§ DESCRIPTION OF THE TASK: In the entries below, find each line with the word "heading" and pull it out.

Extracted data entries:
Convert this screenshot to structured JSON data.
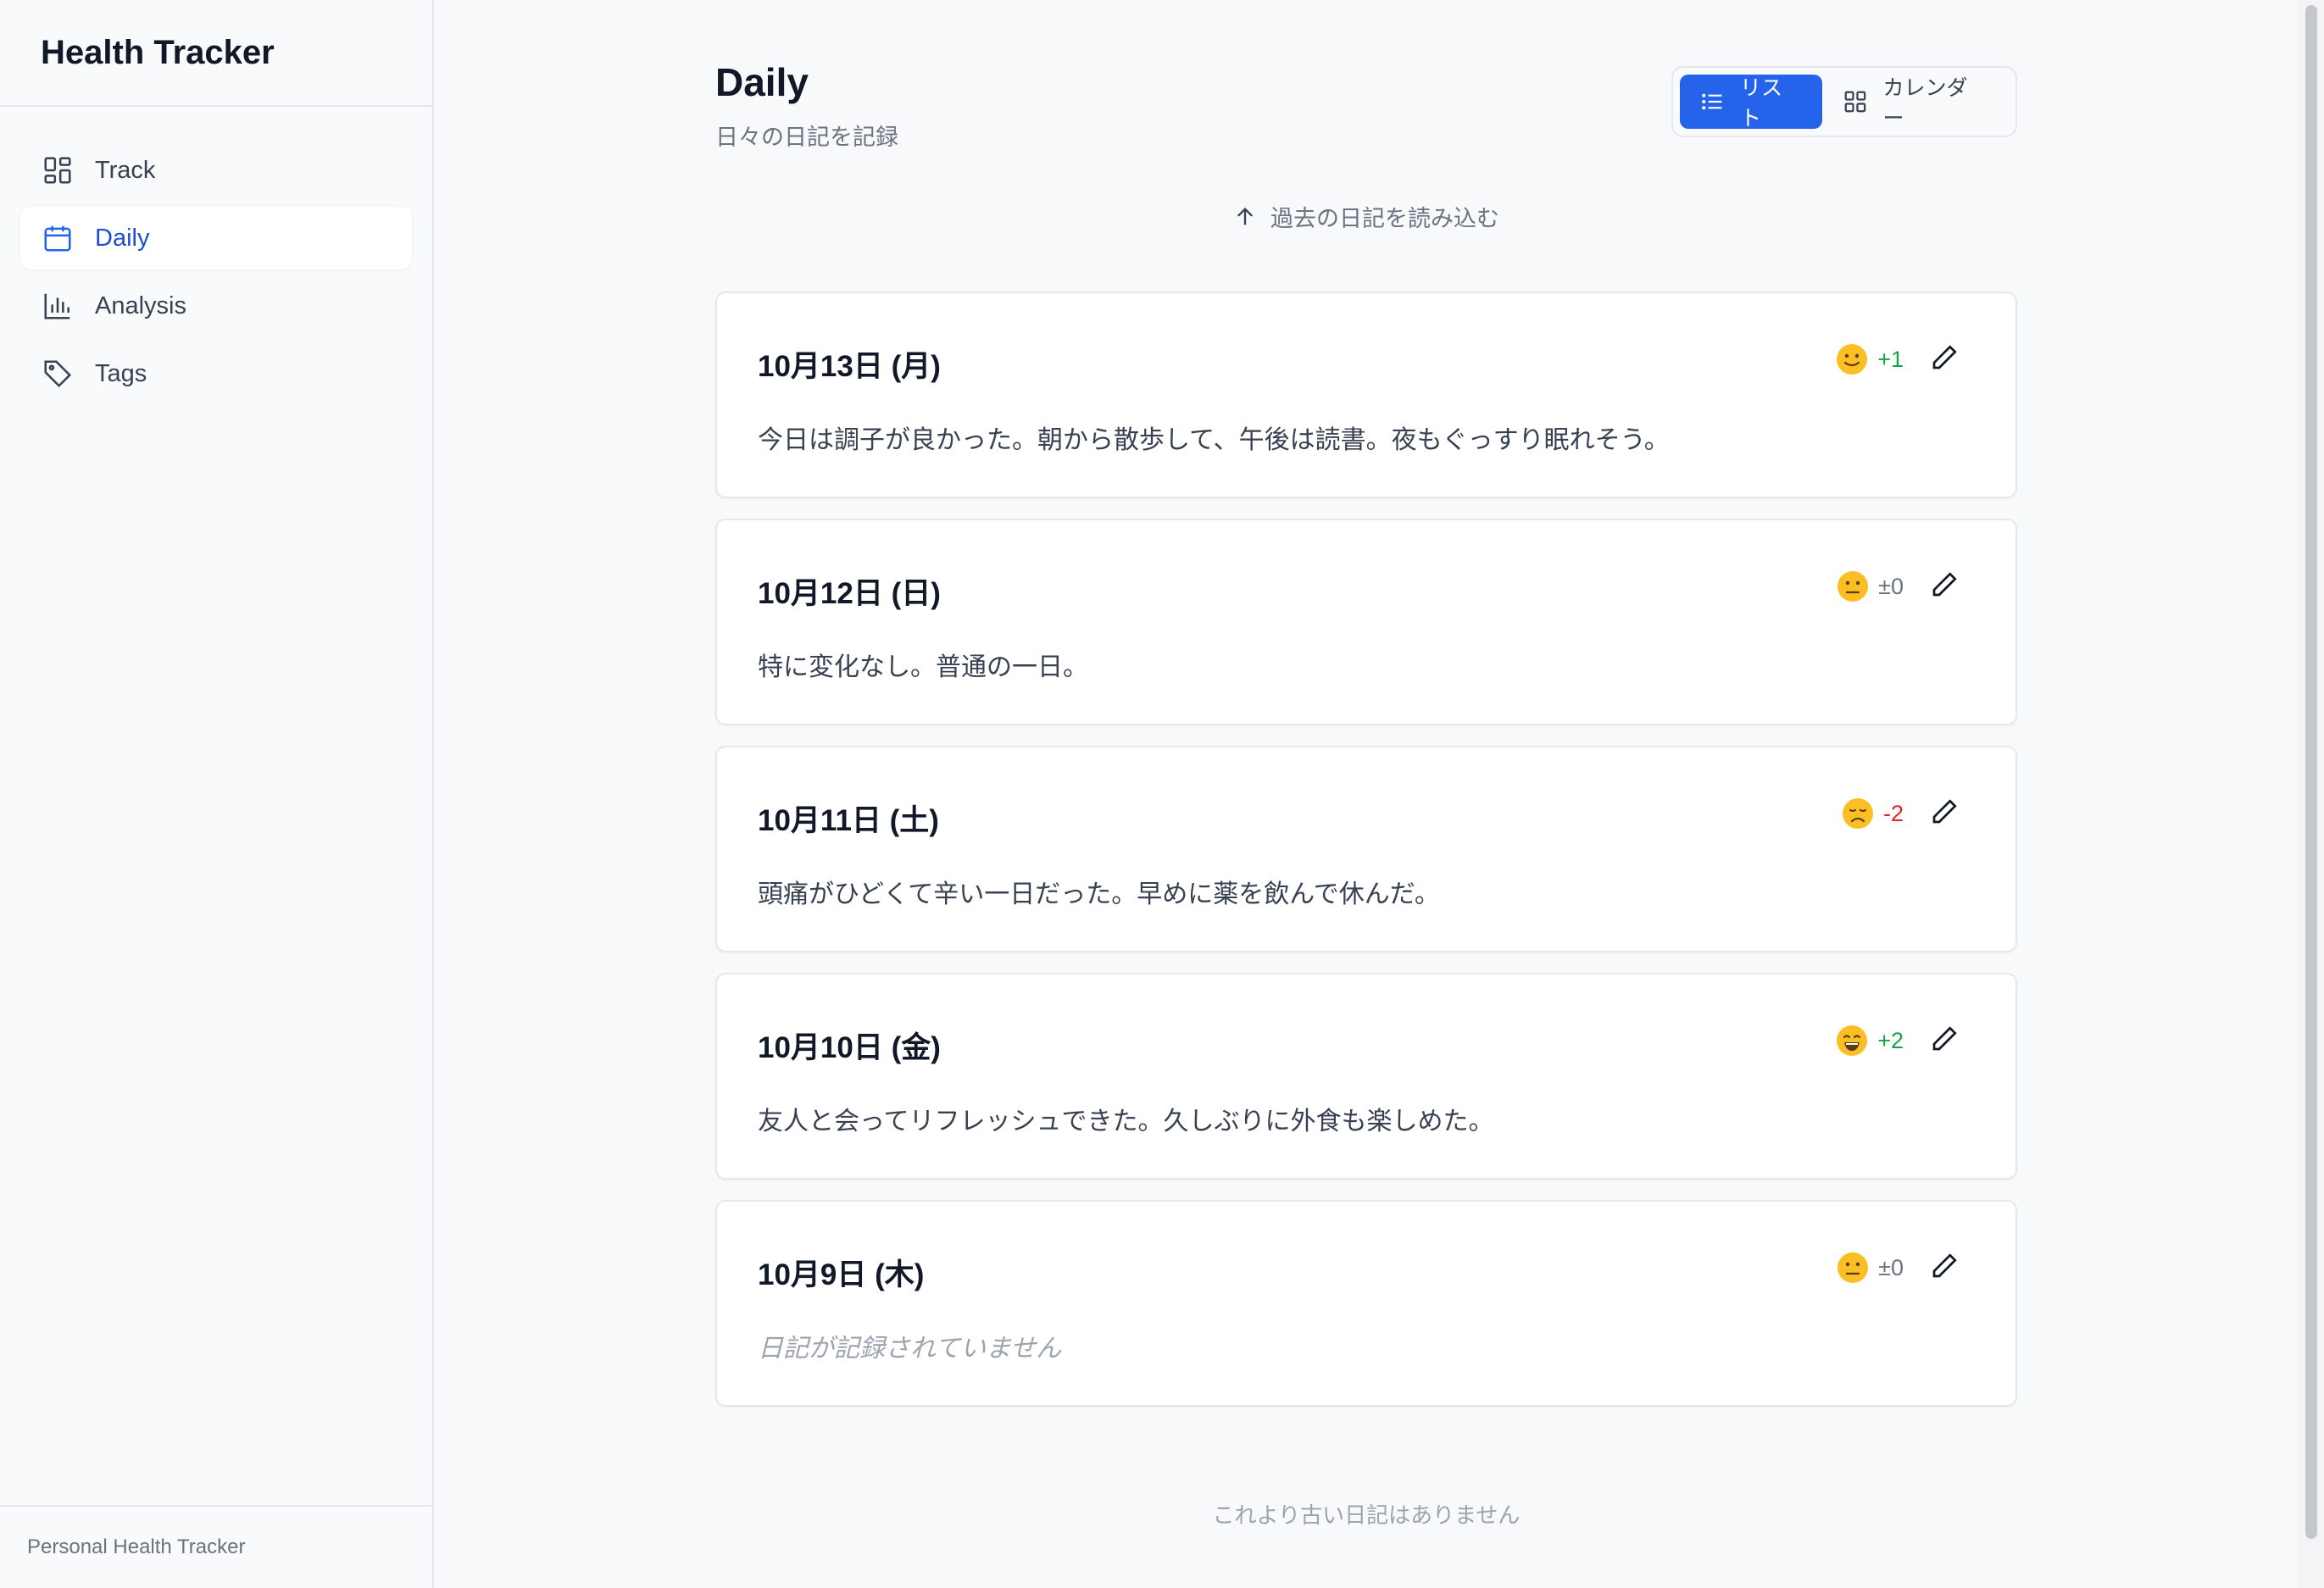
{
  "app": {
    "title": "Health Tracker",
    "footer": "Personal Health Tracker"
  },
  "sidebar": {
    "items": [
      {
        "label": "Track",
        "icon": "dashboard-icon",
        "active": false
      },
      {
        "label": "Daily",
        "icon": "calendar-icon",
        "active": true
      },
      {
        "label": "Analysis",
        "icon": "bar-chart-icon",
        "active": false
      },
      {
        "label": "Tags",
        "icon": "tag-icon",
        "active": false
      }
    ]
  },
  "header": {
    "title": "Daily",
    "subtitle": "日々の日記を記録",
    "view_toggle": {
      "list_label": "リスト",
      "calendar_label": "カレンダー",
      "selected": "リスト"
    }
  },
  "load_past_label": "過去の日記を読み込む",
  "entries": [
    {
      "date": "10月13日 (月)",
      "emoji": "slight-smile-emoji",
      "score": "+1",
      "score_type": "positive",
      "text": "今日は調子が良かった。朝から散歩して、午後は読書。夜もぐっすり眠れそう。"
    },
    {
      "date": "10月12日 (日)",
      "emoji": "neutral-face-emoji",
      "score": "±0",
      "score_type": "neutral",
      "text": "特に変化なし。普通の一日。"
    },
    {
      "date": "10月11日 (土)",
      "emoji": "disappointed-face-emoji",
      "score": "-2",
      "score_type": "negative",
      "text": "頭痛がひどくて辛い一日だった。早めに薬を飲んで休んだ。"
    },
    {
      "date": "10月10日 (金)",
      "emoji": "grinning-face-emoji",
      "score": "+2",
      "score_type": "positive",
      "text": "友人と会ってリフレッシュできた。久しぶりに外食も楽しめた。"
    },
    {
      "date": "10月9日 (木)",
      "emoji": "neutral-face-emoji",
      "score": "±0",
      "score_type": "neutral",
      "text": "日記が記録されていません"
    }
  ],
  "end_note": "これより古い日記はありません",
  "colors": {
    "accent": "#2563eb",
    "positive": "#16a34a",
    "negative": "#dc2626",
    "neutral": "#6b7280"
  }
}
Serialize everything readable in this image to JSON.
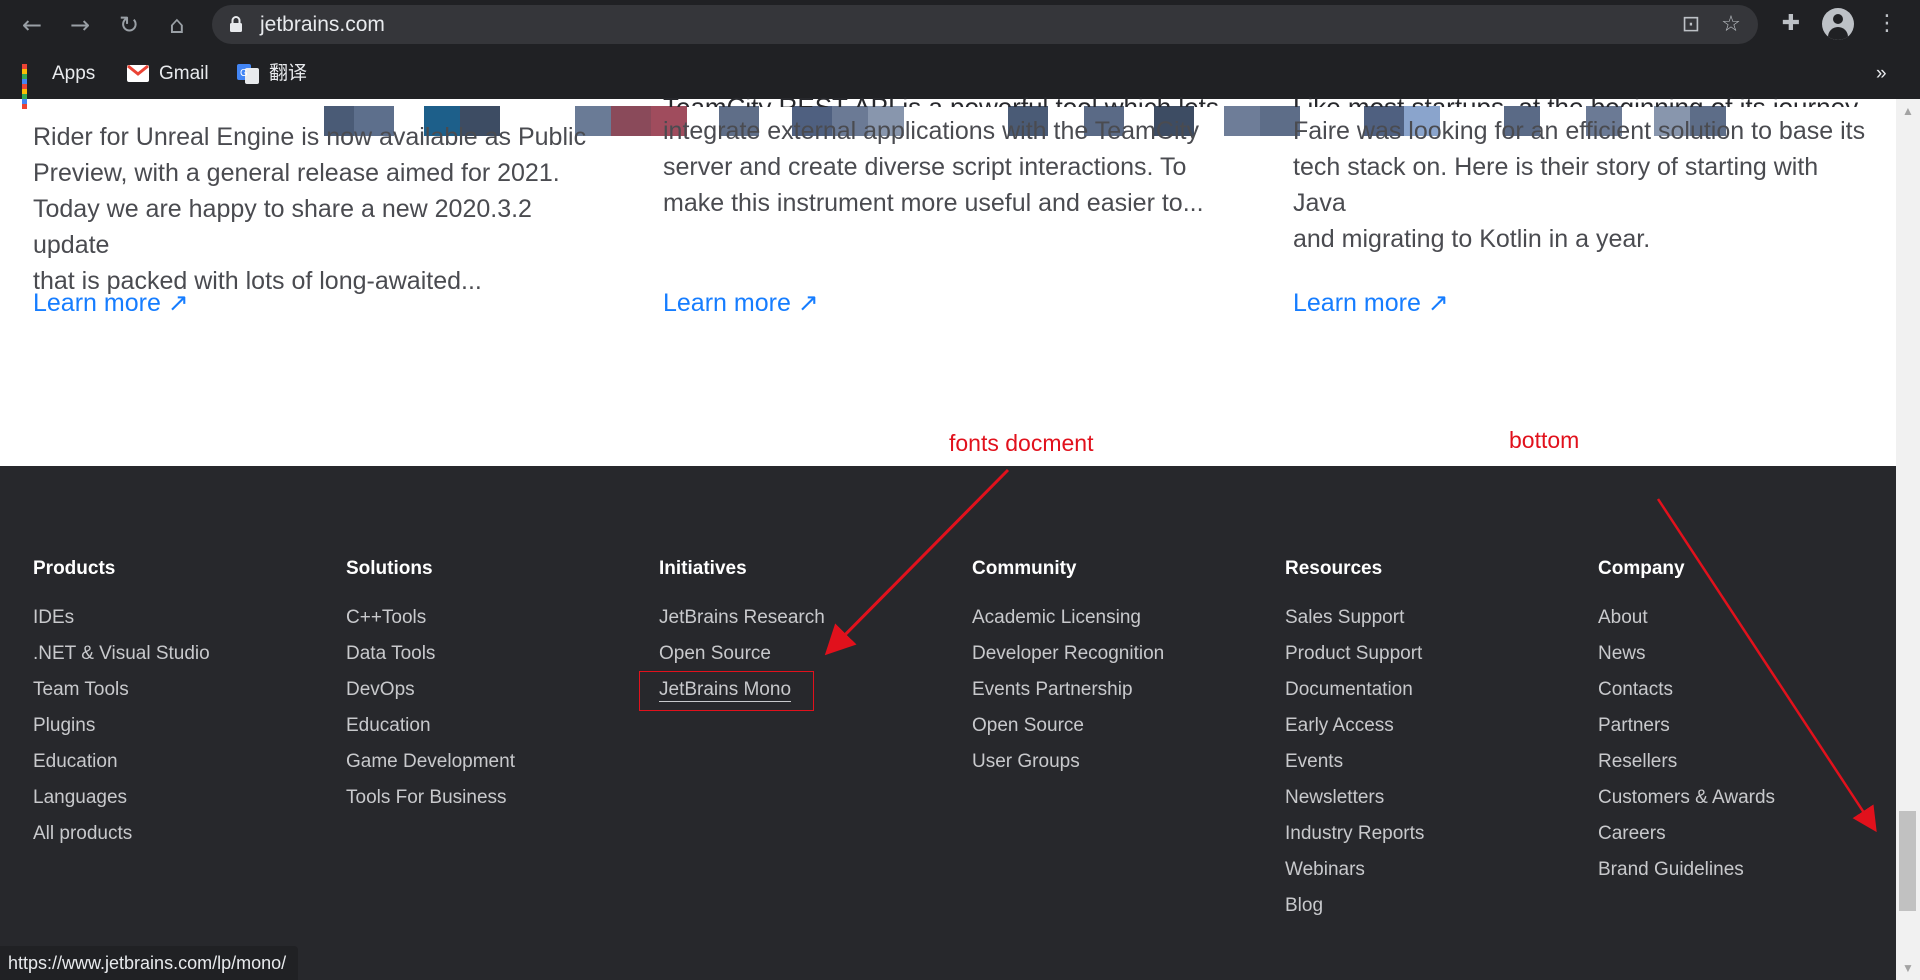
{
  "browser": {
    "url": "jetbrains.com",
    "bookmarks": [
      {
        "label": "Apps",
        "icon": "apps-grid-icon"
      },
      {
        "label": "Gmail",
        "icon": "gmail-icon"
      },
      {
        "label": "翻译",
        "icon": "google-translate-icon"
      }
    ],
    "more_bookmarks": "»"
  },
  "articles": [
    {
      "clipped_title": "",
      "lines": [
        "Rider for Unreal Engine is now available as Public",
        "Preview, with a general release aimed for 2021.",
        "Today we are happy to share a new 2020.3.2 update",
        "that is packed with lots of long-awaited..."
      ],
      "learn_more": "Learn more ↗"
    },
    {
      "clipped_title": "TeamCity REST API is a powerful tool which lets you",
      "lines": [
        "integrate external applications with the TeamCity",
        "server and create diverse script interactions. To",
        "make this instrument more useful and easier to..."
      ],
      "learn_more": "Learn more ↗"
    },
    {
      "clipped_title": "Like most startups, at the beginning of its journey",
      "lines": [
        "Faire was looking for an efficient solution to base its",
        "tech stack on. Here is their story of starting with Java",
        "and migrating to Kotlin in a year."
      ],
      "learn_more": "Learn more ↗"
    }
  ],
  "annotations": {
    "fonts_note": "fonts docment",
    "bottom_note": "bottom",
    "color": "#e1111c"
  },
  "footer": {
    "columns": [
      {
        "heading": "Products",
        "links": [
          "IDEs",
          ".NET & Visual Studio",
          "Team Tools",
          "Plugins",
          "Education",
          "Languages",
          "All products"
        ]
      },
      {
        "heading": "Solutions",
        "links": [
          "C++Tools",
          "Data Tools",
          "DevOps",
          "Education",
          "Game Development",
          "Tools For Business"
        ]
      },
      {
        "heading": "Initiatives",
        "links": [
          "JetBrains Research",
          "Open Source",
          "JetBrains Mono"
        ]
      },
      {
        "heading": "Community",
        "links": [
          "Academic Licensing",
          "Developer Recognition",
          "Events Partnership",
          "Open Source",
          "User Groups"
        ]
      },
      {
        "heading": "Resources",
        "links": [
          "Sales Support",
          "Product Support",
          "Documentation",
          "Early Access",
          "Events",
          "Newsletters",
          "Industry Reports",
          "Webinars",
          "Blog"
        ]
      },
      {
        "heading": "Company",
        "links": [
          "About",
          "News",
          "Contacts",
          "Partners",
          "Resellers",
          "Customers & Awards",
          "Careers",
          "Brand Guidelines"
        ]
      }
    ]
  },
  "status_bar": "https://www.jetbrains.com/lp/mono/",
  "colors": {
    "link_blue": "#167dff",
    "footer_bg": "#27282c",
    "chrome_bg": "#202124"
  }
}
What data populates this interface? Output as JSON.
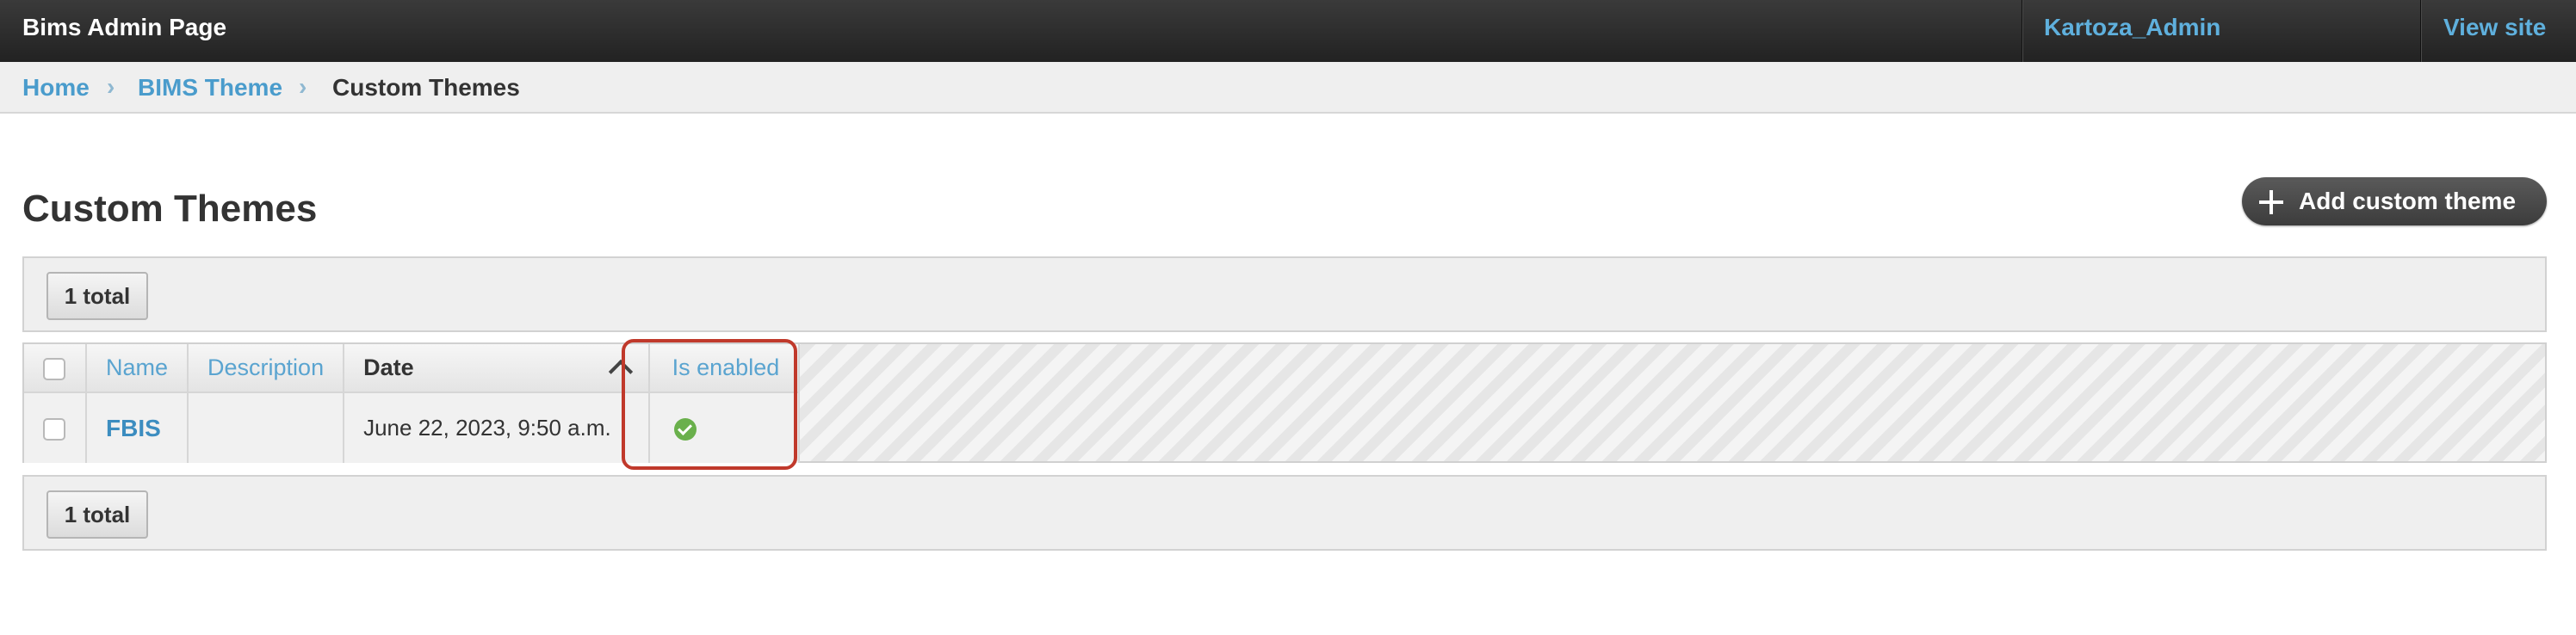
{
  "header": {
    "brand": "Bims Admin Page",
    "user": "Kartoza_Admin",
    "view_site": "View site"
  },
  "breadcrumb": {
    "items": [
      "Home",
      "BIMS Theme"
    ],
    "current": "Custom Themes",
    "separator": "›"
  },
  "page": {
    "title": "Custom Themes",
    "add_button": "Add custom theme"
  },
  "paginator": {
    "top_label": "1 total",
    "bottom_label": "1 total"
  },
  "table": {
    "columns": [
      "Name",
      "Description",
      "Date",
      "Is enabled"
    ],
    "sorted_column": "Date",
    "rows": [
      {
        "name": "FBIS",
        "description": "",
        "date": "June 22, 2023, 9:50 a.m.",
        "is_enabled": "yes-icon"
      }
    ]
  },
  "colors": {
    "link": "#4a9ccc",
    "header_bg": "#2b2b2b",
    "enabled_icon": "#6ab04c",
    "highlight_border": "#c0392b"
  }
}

§ FINISHED TASK:
        "heading": "Products",
        "heading": "Solutions",
        "heading": "Initiatives",
        "heading": "Community",
        "heading": "Resources",
        "heading": "Company",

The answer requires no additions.